> What to do:
Where a line of the records contains the word "image", show that line.

Data: Begin

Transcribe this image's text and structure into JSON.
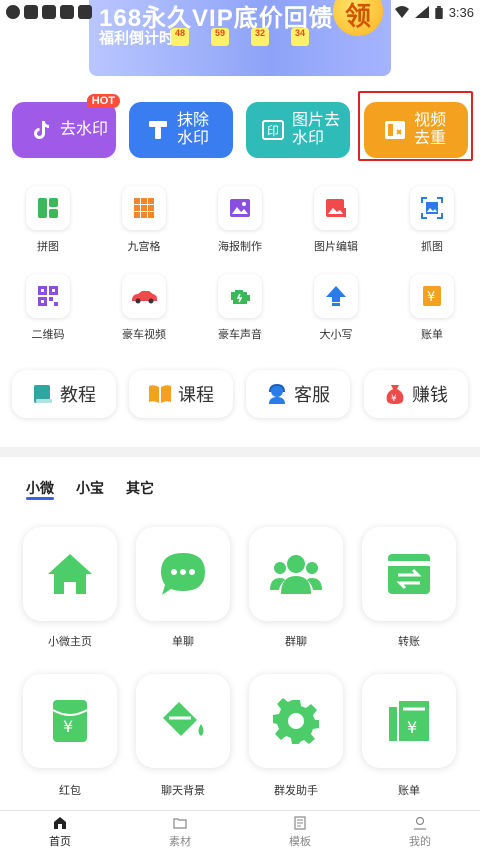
{
  "status_bar": {
    "time": "3:36"
  },
  "banner": {
    "title": "168永久VIP底价回馈",
    "subtitle": "福利倒计时",
    "countdown": [
      "48",
      "59",
      "32",
      "34"
    ],
    "coin_label": "领"
  },
  "main_tools": [
    {
      "label": "去水印",
      "icon": "tiktok-icon",
      "badge": "HOT",
      "color": "#a05ae8"
    },
    {
      "label": "抹除\n水印",
      "icon": "eraser-icon",
      "color": "#3a7df0"
    },
    {
      "label": "图片去\n水印",
      "icon": "image-stamp-icon",
      "color": "#2fbcb8"
    },
    {
      "label": "视频\n去重",
      "icon": "video-dedupe-icon",
      "color": "#f5a120"
    }
  ],
  "grid_row1": [
    {
      "label": "拼图",
      "icon": "puzzle-icon"
    },
    {
      "label": "九宫格",
      "icon": "grid9-icon"
    },
    {
      "label": "海报制作",
      "icon": "poster-icon"
    },
    {
      "label": "图片编辑",
      "icon": "image-edit-icon"
    },
    {
      "label": "抓图",
      "icon": "capture-icon"
    }
  ],
  "grid_row2": [
    {
      "label": "二维码",
      "icon": "qrcode-icon"
    },
    {
      "label": "豪车视频",
      "icon": "car-icon"
    },
    {
      "label": "豪车声音",
      "icon": "engine-icon"
    },
    {
      "label": "大小写",
      "icon": "upper-arrow-icon"
    },
    {
      "label": "账单",
      "icon": "yen-bill-icon"
    }
  ],
  "pills": [
    {
      "label": "教程",
      "icon": "book-icon"
    },
    {
      "label": "课程",
      "icon": "open-book-icon"
    },
    {
      "label": "客服",
      "icon": "headset-icon"
    },
    {
      "label": "赚钱",
      "icon": "money-bag-icon"
    }
  ],
  "tabs": [
    "小微",
    "小宝",
    "其它"
  ],
  "cards_row1": [
    {
      "label": "小微主页",
      "icon": "home-icon"
    },
    {
      "label": "单聊",
      "icon": "chat-icon"
    },
    {
      "label": "群聊",
      "icon": "group-icon"
    },
    {
      "label": "转账",
      "icon": "transfer-icon"
    }
  ],
  "cards_row2": [
    {
      "label": "红包",
      "icon": "red-envelope-icon"
    },
    {
      "label": "聊天背景",
      "icon": "paint-bucket-icon"
    },
    {
      "label": "群发助手",
      "icon": "gear-icon"
    },
    {
      "label": "账单",
      "icon": "bill-icon"
    }
  ],
  "bottom_nav": [
    {
      "label": "首页",
      "icon": "home-nav-icon"
    },
    {
      "label": "素材",
      "icon": "folder-icon"
    },
    {
      "label": "模板",
      "icon": "template-icon"
    },
    {
      "label": "我的",
      "icon": "user-icon"
    }
  ],
  "accent_green": "#4ccd6a"
}
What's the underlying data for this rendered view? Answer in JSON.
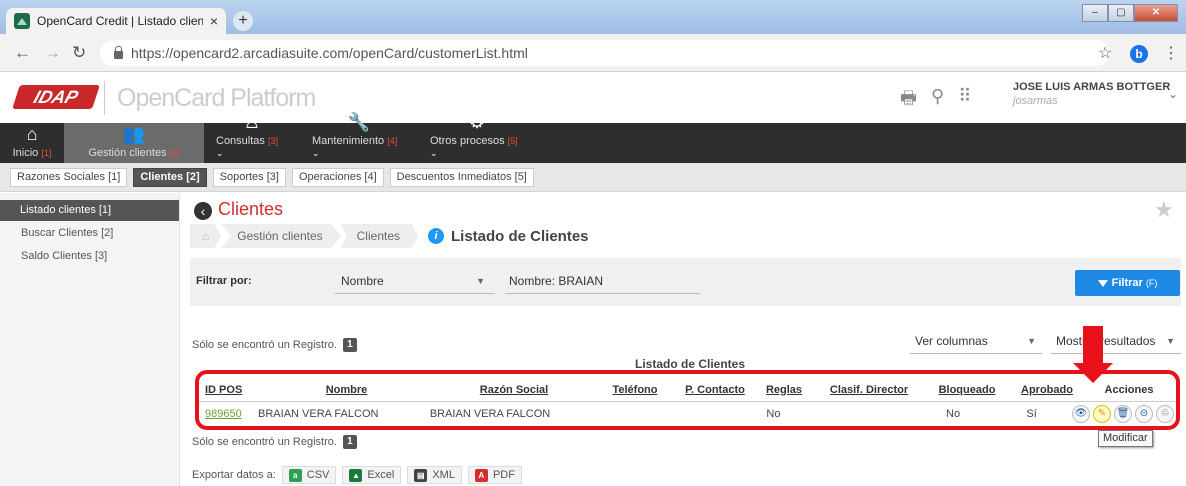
{
  "browser": {
    "tab_title": "OpenCard Credit | Listado cliente",
    "tab_close": "×",
    "new_tab": "+",
    "url": "https://opencard2.arcadiasuite.com/openCard/customerList.html",
    "profile_initial": "b",
    "window_controls": [
      "–",
      "▢",
      "✕"
    ]
  },
  "header": {
    "logo_text": "IDAP",
    "platform_title": "OpenCard Platform",
    "user_name": "JOSE LUIS ARMAS BOTTGER",
    "user_id": "josarmas"
  },
  "main_menu": [
    {
      "label": "Inicio",
      "badge": "[1]",
      "icon": "home-icon",
      "glyph": "⌂",
      "chevron": ""
    },
    {
      "label": "Gestión clientes",
      "badge": "[2]",
      "icon": "users-icon",
      "glyph": "👥",
      "chevron": "",
      "active": true
    },
    {
      "label": "Consultas",
      "badge": "[3]",
      "icon": "query-icon",
      "glyph": "♙",
      "chevron": "⌄"
    },
    {
      "label": "Mantenimiento",
      "badge": "[4]",
      "icon": "wrench-icon",
      "glyph": "🔧",
      "chevron": "⌄"
    },
    {
      "label": "Otros procesos",
      "badge": "[5]",
      "icon": "gear-icon",
      "glyph": "⚙",
      "chevron": "⌄"
    }
  ],
  "sub_menu": [
    "Razones Sociales [1]",
    "Clientes [2]",
    "Soportes [3]",
    "Operaciones [4]",
    "Descuentos Inmediatos [5]"
  ],
  "sidebar": [
    "Listado clientes [1]",
    "Buscar Clientes [2]",
    "Saldo Clientes [3]"
  ],
  "page": {
    "title": "Clientes",
    "breadcrumb": [
      "Gestión clientes",
      "Clientes"
    ],
    "breadcrumb_current": "Listado de Clientes",
    "filter_label": "Filtrar por:",
    "filter_select": "Nombre",
    "filter_value": "Nombre: BRAIAN",
    "filter_button": "Filtrar",
    "filter_shortcut": "(F)",
    "found_text": "Sólo se encontró un Registro.",
    "found_count": "1",
    "columns_select": "Ver columnas",
    "results_select": "Mostrar resultados",
    "table_title": "Listado de Clientes",
    "export_label": "Exportar datos a:",
    "export_buttons": [
      {
        "label": "CSV",
        "icon": "csv-icon",
        "glyph": "a",
        "color": "#2e9e4f"
      },
      {
        "label": "Excel",
        "icon": "excel-icon",
        "glyph": "▲",
        "color": "#1d7a3c"
      },
      {
        "label": "XML",
        "icon": "xml-icon",
        "glyph": "▤",
        "color": "#444444"
      },
      {
        "label": "PDF",
        "icon": "pdf-icon",
        "glyph": "A",
        "color": "#d32f2f"
      }
    ],
    "tooltip": "Modificar"
  },
  "table": {
    "headers": [
      "ID POS",
      "Nombre",
      "Razón Social",
      "Teléfono",
      "P. Contacto",
      "Reglas",
      "Clasif. Director",
      "Bloqueado",
      "Aprobado",
      "Acciones"
    ],
    "rows": [
      {
        "id_pos": "989650",
        "nombre": "BRAIAN VERA FALCON",
        "razon_social": "BRAIAN VERA FALCON",
        "telefono": "",
        "contacto": "",
        "reglas": "No",
        "clasif": "",
        "bloqueado": "No",
        "aprobado": "Sí"
      }
    ],
    "actions": [
      {
        "name": "view-icon",
        "glyph": "👁"
      },
      {
        "name": "pencil-icon",
        "glyph": "✎"
      },
      {
        "name": "trash-icon",
        "glyph": "🗑"
      },
      {
        "name": "hide-icon",
        "glyph": "⊝"
      },
      {
        "name": "approve-icon",
        "glyph": "♲"
      }
    ]
  },
  "colors": {
    "accent": "#d32f2f",
    "highlight": "#e8101a",
    "primary_button": "#1e88e5"
  }
}
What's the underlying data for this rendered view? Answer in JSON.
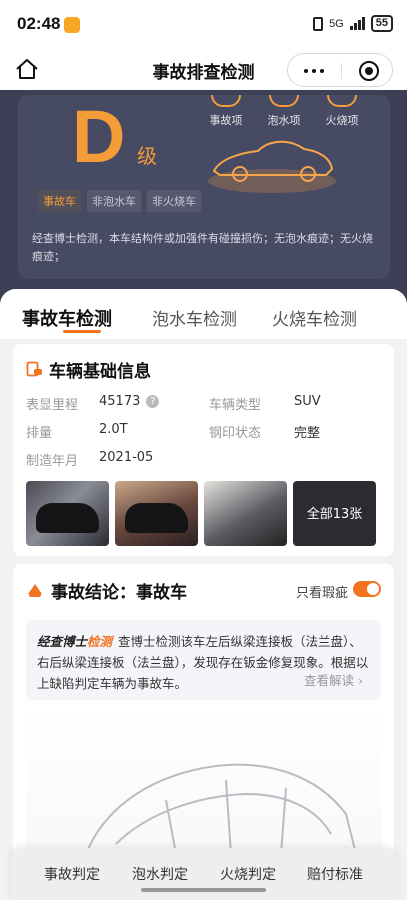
{
  "status_bar": {
    "time": "02:48",
    "network": "5G",
    "battery": "55"
  },
  "nav": {
    "title": "事故排查检测"
  },
  "hero": {
    "grade_letter": "D",
    "grade_suffix": "级",
    "icons": [
      {
        "label": "事故项",
        "icon": "accident-icon"
      },
      {
        "label": "泡水项",
        "icon": "water-icon"
      },
      {
        "label": "火烧项",
        "icon": "fire-icon"
      }
    ],
    "tags": [
      "事故车",
      "非泡水车",
      "非火烧车"
    ],
    "description": "经查博士检测，本车结构件或加强件有碰撞损伤；无泡水痕迹；无火烧痕迹；",
    "accent_color": "#f39c38"
  },
  "tabs": [
    "事故车检测",
    "泡水车检测",
    "火烧车检测"
  ],
  "basic_info": {
    "title": "车辆基础信息",
    "rows": [
      {
        "k1": "表显里程",
        "v1": "45173",
        "k2": "车辆类型",
        "v2": "SUV"
      },
      {
        "k1": "排量",
        "v1": "2.0T",
        "k2": "钢印状态",
        "v2": "完整"
      },
      {
        "k1": "制造年月",
        "v1": "2021-05",
        "k2": "",
        "v2": ""
      }
    ],
    "photos_all_label": "全部13张"
  },
  "conclusion": {
    "title": "事故结论：事故车",
    "toggle_label": "只看瑕疵",
    "toggle_on": true,
    "brand_prefix": "经查博士",
    "brand_suffix": "检测",
    "body": "查博士检测该车左后纵梁连接板（法兰盘）、右后纵梁连接板（法兰盘），发现存在钣金修复现象。根据以上缺陷判定车辆为事故车。",
    "read_more": "查看解读 ›"
  },
  "bottom_nav": [
    "事故判定",
    "泡水判定",
    "火烧判定",
    "赔付标准"
  ],
  "colors": {
    "brand_orange": "#f47321",
    "hero_bg": "#3c3f55"
  }
}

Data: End

> Response:
Transcribe this image's text and structure into JSON.
      "icon": "image-stamp-icon",
      "icon": "image-edit-icon"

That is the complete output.